## [TASK DETAILS]
Across the entries below, work out how many lines contain "Praktikum". Please give the number only.

========================

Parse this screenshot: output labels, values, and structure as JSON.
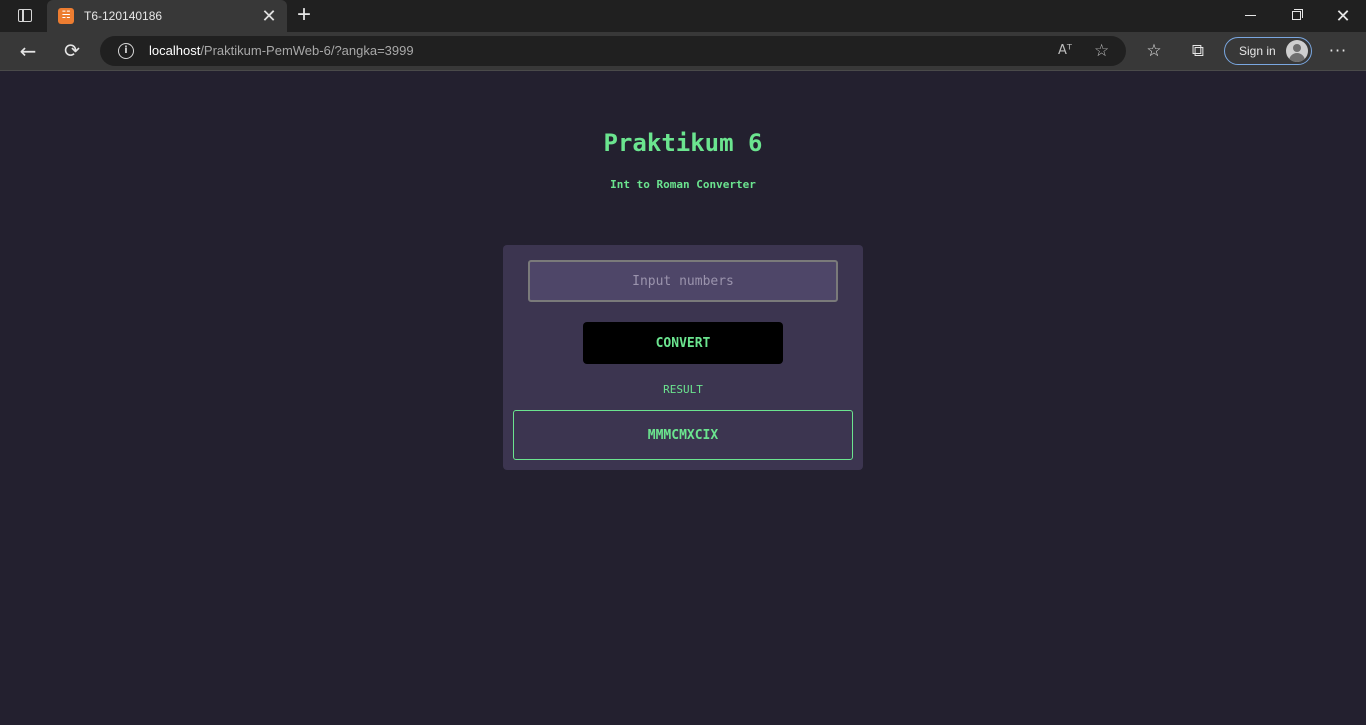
{
  "browser": {
    "tab": {
      "title": "T6-120140186",
      "favicon": "xampp-favicon",
      "favicon_text": "☵"
    },
    "address": {
      "host": "localhost",
      "path": "/Praktikum-PemWeb-6/?angka=3999"
    },
    "signin_label": "Sign in",
    "icons": {
      "tab_actions": "tab-actions-icon",
      "close": "✕",
      "new_tab": "+",
      "back": "←",
      "reload": "⟳",
      "info": "i",
      "read_aloud": "Aᵀ",
      "add_favorite": "☆",
      "favorites": "☆",
      "collections": "⧉",
      "more": "···",
      "window_close": "✕"
    }
  },
  "page": {
    "title": "Praktikum 6",
    "subtitle": "Int to Roman Converter",
    "input": {
      "placeholder": "Input numbers",
      "value": ""
    },
    "convert_label": "CONVERT",
    "result_label": "RESULT",
    "result_value": "MMMCMXCIX"
  },
  "colors": {
    "background": "#23202f",
    "card": "#3c3550",
    "accent": "#6be48f",
    "button": "#000000"
  }
}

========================

## [SOLUTION TO THIS EXERCISE]
2